Several hundred words ago I mentioned that Morse’s selection of subject matter deserved more than the 76 minutes dedicated to it on this release, and inferred that saying such was ironic considering what was to follow. Here’s the irony; having stated that the subject matter deserves more time to develop, the epic songs themselves need more judicious use of an editor’s knife. We all know Neal can write 25 minute epics the same way an ace pitcher can rack up strikeouts. On Sola Scriptura, it is easy to see where sections have been pasted together to keep a song growing in length. “The Door,” for example, features extensive quoting of previous musical passages in a manner that does not create tension through repetition. The end result is padding that could have been carefully excised, leaving a leaner but perhaps more powerful track.

Sola Scriptura is in many ways an album that defies review. Long time Neal Morse fans will buy it, digest it, and proclaim it to be his best, heaviest album yet. Others may listen to it, compare it to Spocks Beard’s latest album, and wonder why Neal can’t just go back and write with his old band.

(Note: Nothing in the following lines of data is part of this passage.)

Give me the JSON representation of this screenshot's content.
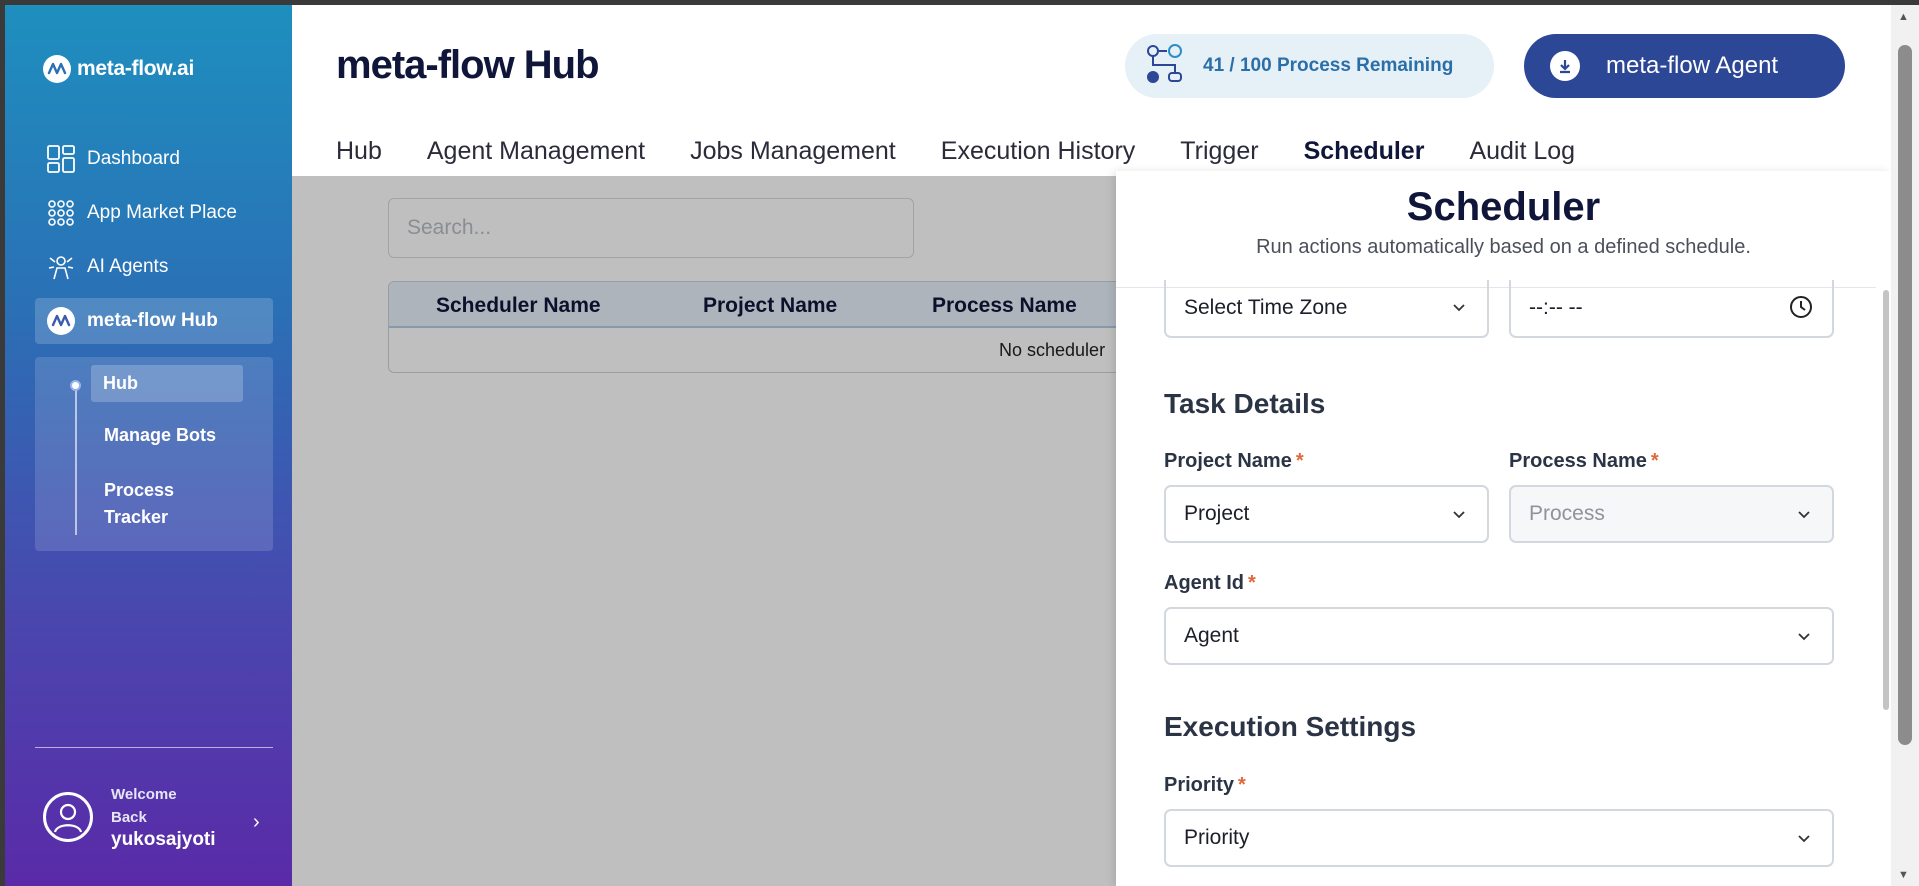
{
  "sidebar": {
    "logo_text": "meta-flow.ai",
    "items": [
      {
        "label": "Dashboard"
      },
      {
        "label": "App Market Place"
      },
      {
        "label": "AI Agents"
      },
      {
        "label": "meta-flow Hub"
      }
    ],
    "submenu": [
      {
        "label": "Hub"
      },
      {
        "label": "Manage Bots"
      },
      {
        "label": "Process"
      },
      {
        "label": "Tracker"
      }
    ],
    "user": {
      "welcome_1": "Welcome",
      "welcome_2": "Back",
      "name": "yukosajyoti"
    }
  },
  "header": {
    "title": "meta-flow Hub",
    "quota": "41 / 100 Process Remaining",
    "agent_button": "meta-flow Agent",
    "tabs": [
      {
        "label": "Hub"
      },
      {
        "label": "Agent Management"
      },
      {
        "label": "Jobs Management"
      },
      {
        "label": "Execution History"
      },
      {
        "label": "Trigger"
      },
      {
        "label": "Scheduler"
      },
      {
        "label": "Audit Log"
      }
    ]
  },
  "main": {
    "search_placeholder": "Search...",
    "columns": [
      "Scheduler Name",
      "Project Name",
      "Process Name"
    ],
    "empty_text": "No scheduler"
  },
  "drawer": {
    "title": "Scheduler",
    "subtitle": "Run actions automatically based on a defined schedule.",
    "timezone": "Select Time Zone",
    "time": "--:-- --",
    "task_section": "Task Details",
    "project_label": "Project Name",
    "project_value": "Project",
    "process_label": "Process Name",
    "process_value": "Process",
    "agent_label": "Agent Id",
    "agent_value": "Agent",
    "exec_section": "Execution Settings",
    "priority_label": "Priority",
    "priority_value": "Priority",
    "required_mark": "*"
  },
  "colors": {
    "primary": "#2d4797",
    "accent": "#2b6fa8",
    "required": "#e0673a"
  }
}
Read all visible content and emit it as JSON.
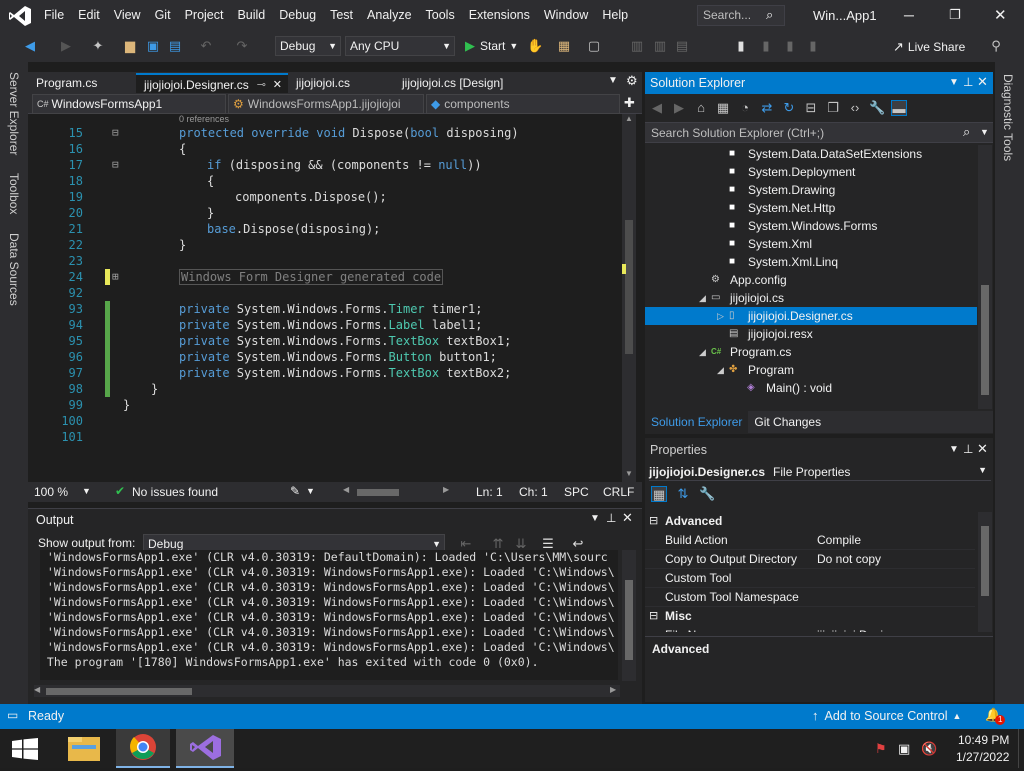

This reviewer listens to it and wonders if maybe Spocks is being far more progressive in changing their style so radically while Neal’s material, while perhaps more traditionally symphonic, has become locked in one stylistic mode.

Track Listing:
1. "The Door" - 29:14
        1. Introduction
        2. In The Name Of God
        3. All I Ask For
        4. Mercy for Sale
        5. Keep Silent
        6. Upon the Door
2. "The Conflict" - 25:00
        1. Do You Know My Name?
        2. Party to the Lie
        3. Underground
        4. Two Down, One to Go
        5. The Vineyard
        6. Already Home
3. "Heaven in My Heart" - 5:11
4. "The Conclusion" - 16:34
        1. Randy's Jam
        2. Long Night's Journey
        3. Re-Introduction
        4. Come Out of Her
        5. Clothed With the Sun
        6. In Closing...

Neal Morse: vocals, keyboards, guitar
Mike Portnoy (Dream Theater): drums/percussion
Randy George (Ajalon): bass guitar
Paul Gilbert (Racer X and Mr. Big): guitar (1, 2)

1 comment:

firefly said...

Yeah, I just don't get a good vibe from Neil's music - he seems more, to show off, but ...
I've seen him do some cool stuff with his brother - when he reaches around him to play his brother's acoustic guitar, nifty stuff.
And of course some moments in Spock's Beard and Transatlantic show promise ...
I think he has another concept CD called 'Snow' or 'Powder' which I heard is ok, but I'm not certain (about an albino guy?).
But hey, at least he's playing music and is talented! And religious, apparently!